“That was a piece of unfinished music that I turned into a comedy record with Paul,” John Lennon explained to David Sheff in 1980. “I was waiting for him in his house, and I saw the phone book was on the piano with ‘You know the name, look up the number.’ That was like a logo, and I just changed it. It was going to be a Four Tops kind of song – the chord changes are like that – but it never developed and we made a joke of it. Brian Jones is playing saxophone on it.”
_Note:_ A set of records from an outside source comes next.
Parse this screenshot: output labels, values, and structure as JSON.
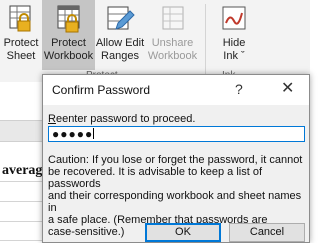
{
  "ribbon": {
    "buttons": [
      {
        "line1": "Protect",
        "line2": "Sheet"
      },
      {
        "line1": "Protect",
        "line2": "Workbook"
      },
      {
        "line1": "Allow Edit",
        "line2": "Ranges"
      },
      {
        "line1": "Unshare",
        "line2": "Workbook"
      },
      {
        "line1": "Hide",
        "line2": "Ink ˇ"
      }
    ],
    "groups": {
      "protect": "Protect",
      "ink": "Ink"
    }
  },
  "sheet": {
    "cell_text": "averag"
  },
  "dialog": {
    "title": "Confirm Password",
    "help": "?",
    "close": "✕",
    "prompt_accel": "R",
    "prompt_rest": "eenter password to proceed.",
    "password_mask": "●●●●●",
    "caution_lines": [
      "Caution: If you lose or forget the password, it cannot",
      "be recovered. It is advisable to keep a list of passwords",
      "and their corresponding workbook and sheet names in",
      "a safe place.  (Remember that passwords are",
      "case-sensitive.)"
    ],
    "ok_label": "OK",
    "cancel_label": "Cancel"
  }
}
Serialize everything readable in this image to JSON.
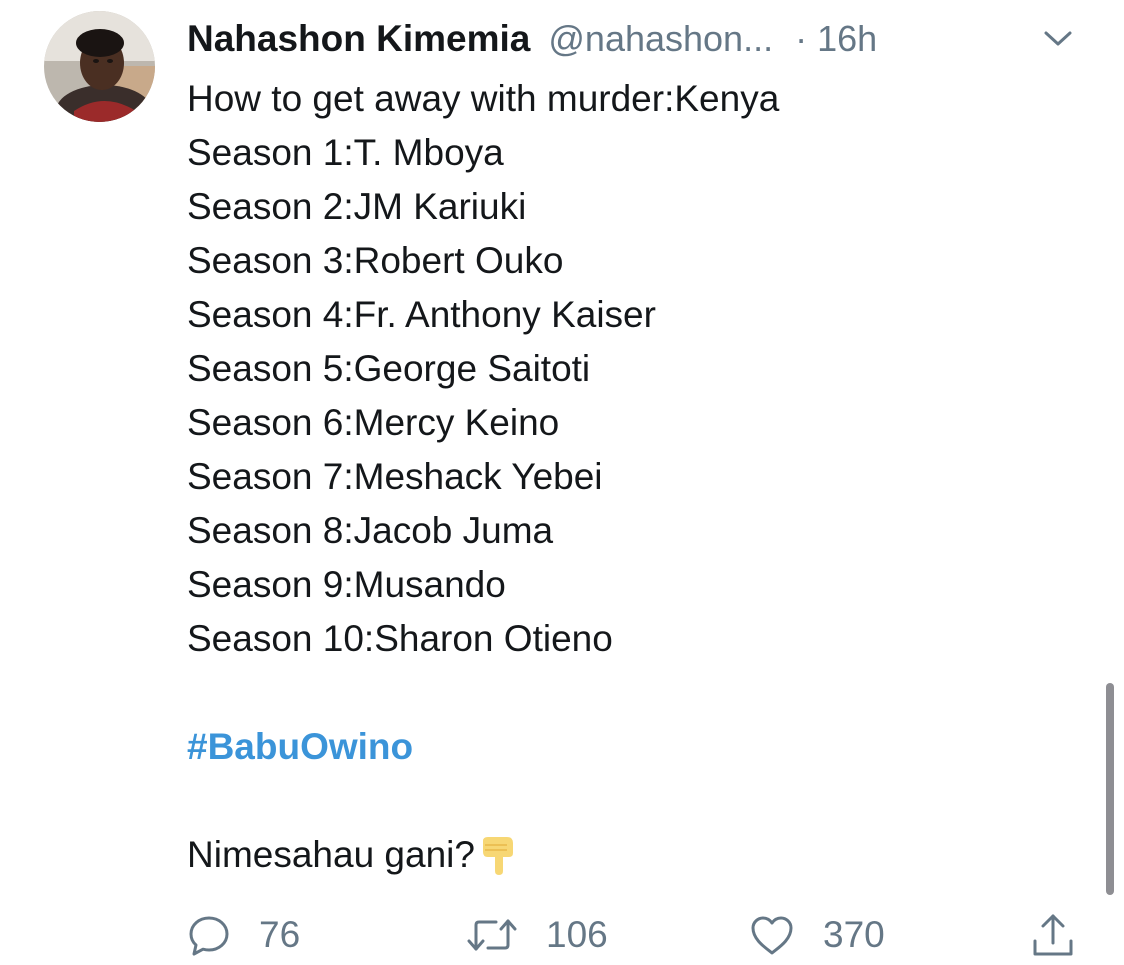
{
  "tweet": {
    "author": {
      "name": "Nahashon Kimemia",
      "handle": "@nahashon...",
      "time": "· 16h"
    },
    "text_lines": [
      "How to get away with murder:Kenya",
      "Season 1:T. Mboya",
      "Season 2:JM Kariuki",
      "Season 3:Robert Ouko",
      "Season 4:Fr. Anthony Kaiser",
      "Season 5:George Saitoti",
      "Season 6:Mercy Keino",
      "Season 7:Meshack Yebei",
      "Season 8:Jacob Juma",
      "Season 9:Musando",
      "Season 10:Sharon Otieno"
    ],
    "hashtag": "#BabuOwino",
    "closing_text": "Nimesahau gani?",
    "closing_emoji": "backhand-index-pointing-down",
    "actions": {
      "replies": "76",
      "retweets": "106",
      "likes": "370"
    }
  },
  "icons": {
    "reply": "reply-icon",
    "retweet": "retweet-icon",
    "like": "heart-icon",
    "share": "share-icon",
    "menu": "chevron-down-icon"
  },
  "colors": {
    "text": "#14171a",
    "secondary": "#657786",
    "link": "#3b94d9",
    "background": "#ffffff"
  }
}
Indeed, Rolling Stones guitarist Brian Jones contributed the sax part that appears towards the end of the recording. According to McCartney, Jones was a distinctive presence at the original 1967 session for the song. “He arrived at Abbey Road in his big Afghan coat,” McCartney told Miles. “He was always nervous, a little insecure, and he was really nervous that night because he’s walking in on a Beatles session. He was nervous to the point of shaking, lighting ciggy after ciggy.”

“I used to like Brian a lot,” McCartney continued. “I thought it would be a fun idea to have him, and I naturally thought he’d bring a guitar along to a Beatles session and maybe chung along and do some nice rhythm guitar or a little bit of electric twelve-string or something, but to our surprise he brought his saxophone. He opened up his sax case and started putting a reed in and warming up, playing a little bit. He was a really ropey sax player, so I thought, ‘Ah-hah. We’ve got just the tune.'”

Jones never got to hear the final cut of ‘You Know My Name (Look Up the Number)’. Nearly two years after the original recording was left unfinished, Lennon and McCartney dusted it off, overdubbed new parts, and positioned the song as the B-side to the ‘Let It Be’ single released in March of 1970. Jones had only been dead for nine months when ‘You Know My Name (Look Up the Number)’ saw the light of day, and The Beatles themselves would only exist for another month after the single’s release.

Despite its relatively obscure reputation, McCartney clearly retained a fondness for the track. “People are only just discovering the b-sides of Beatles singles,” McCartney told Mark Lewishon in The Complete Beatles Recording Sessions. “They’re only just discovering things like ‘You Know My Name (Look Up The Number)’ – probably my favourite Beatles track, just because it’s so insane. All the memories…”

Check out ‘You Know My Name (Look Up the Number)’ down below.